Case IH designed its Precision Disk™ single disk air drills with the technology to help make every seed count. But if you raise spring-seeded cereal crops, soybeans or specialty crops, such as canola or flax, across Northern climates, then you know the demands of an already short season require you to be prepared.
No matter your weed control program — preplant burndown, pre-emergence foundation herbicide, postemergence application or all the above — spray windows play an important role in getting your crops off to a good start. Will your sprayer be ready?
As you wait for your fields to dry (or thaw) and prepare to hit the ground running, don’t forget to take a walk — across your hayfields. Spring is the best time to evaluate alfalfa stands, consider fertility and pest control, and prepare for a timely harvest.
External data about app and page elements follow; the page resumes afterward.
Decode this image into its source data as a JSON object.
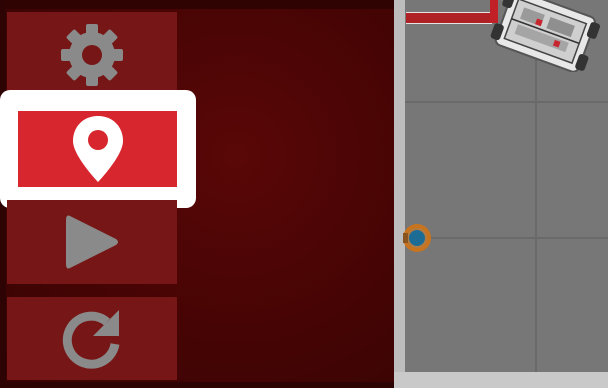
{
  "toolbar": {
    "buttons": [
      {
        "id": "settings",
        "icon": "gear-icon",
        "active": false
      },
      {
        "id": "location",
        "icon": "map-pin-icon",
        "active": true
      },
      {
        "id": "play",
        "icon": "play-icon",
        "active": false
      },
      {
        "id": "reset",
        "icon": "refresh-icon",
        "active": false
      }
    ]
  },
  "colors": {
    "panel_background": "#460404",
    "button_background": "#761616",
    "active_button": "#d7262e",
    "active_frame": "#ffffff",
    "icon": "#8a8a8a",
    "field_mat": "#777777",
    "field_wall": "#d4d4d4",
    "target_ring": "#c8741e",
    "target_center": "#1c6c95"
  },
  "field": {
    "robot": "robot-top-view",
    "marker": "target-marker"
  }
}
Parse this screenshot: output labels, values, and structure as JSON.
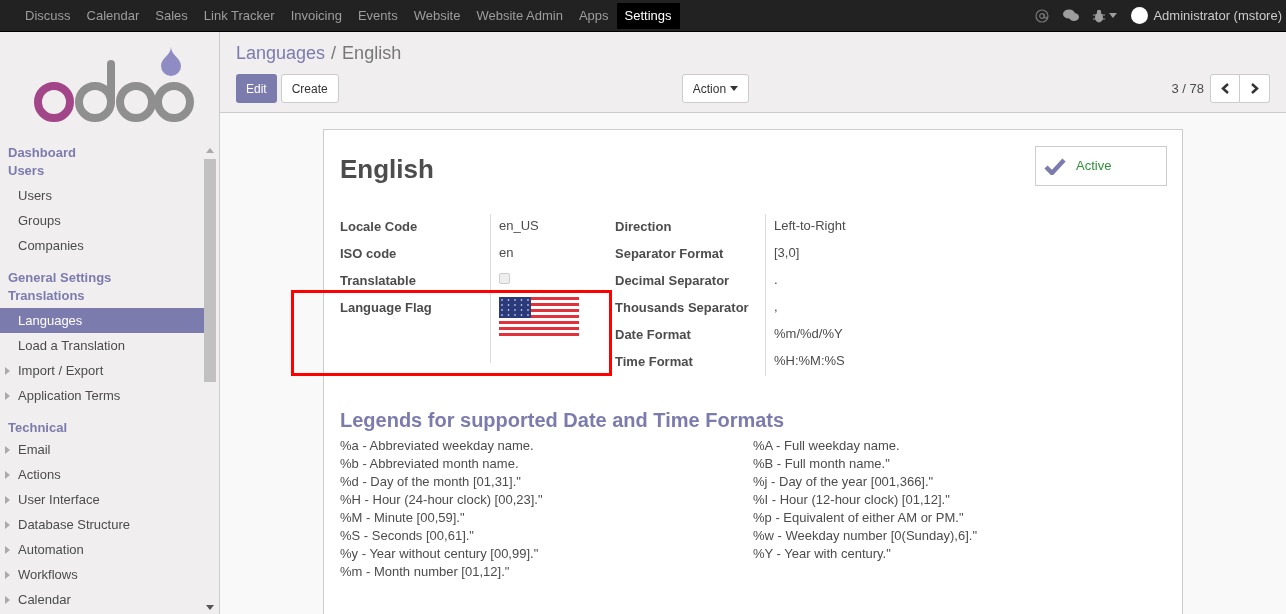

When you pull your planter into that first field each spring, what’s your mindset? Excitement? Anticipation? Cautious optimism? By first putting yourself in the mindset of the seed you’re planting, you can head to the field with confidence.
Whether the groundhog proves right or wrong, you’ve still got time to knock out a few more projects before spring. Here are a few ideas about how to make the most out of what’s left of winter:
A reliable business partner can be as important to your farming operation as timely rains and a good pair of work boots. As you look for ways to make your farm more efficient, manage costs and increase production, here are some of the top reasons to consider a closer relationship with your Case IH dealer:
Even though you might have parked your sprayer for the season weeks or even months ago, it’s important you spend a little more time with it before you park it for the winter. We sat down with Mark Burns, Case IH sprayer marketing manager, to pick his brain about the ins and outs of long-term sprayer storage. Here’s what we learned:
In the rush to button up bins, shelter grain carts and trucks and wrap up fall tillage, it can be easy to forget the combine you pulled into the shed after covering those last few acres. Set aside some time to prepare it for long-term storage. It’s good for your equipment, and you’ll be quicker to the field next year.
From the header on your combine to the service trailer behind your pickup and from the overhead wires across the end of your driveway to the soles on your work boots, nearly every aspect of harvest contributes to your safety. Make sure you give each detail the attention it deserves.
You can gain a lot of insight from the combine seat. It’s a good primer — and good balance — for what you learn from your office chair as you analyze the data. But first, you need to ensure you’re collecting accurate data.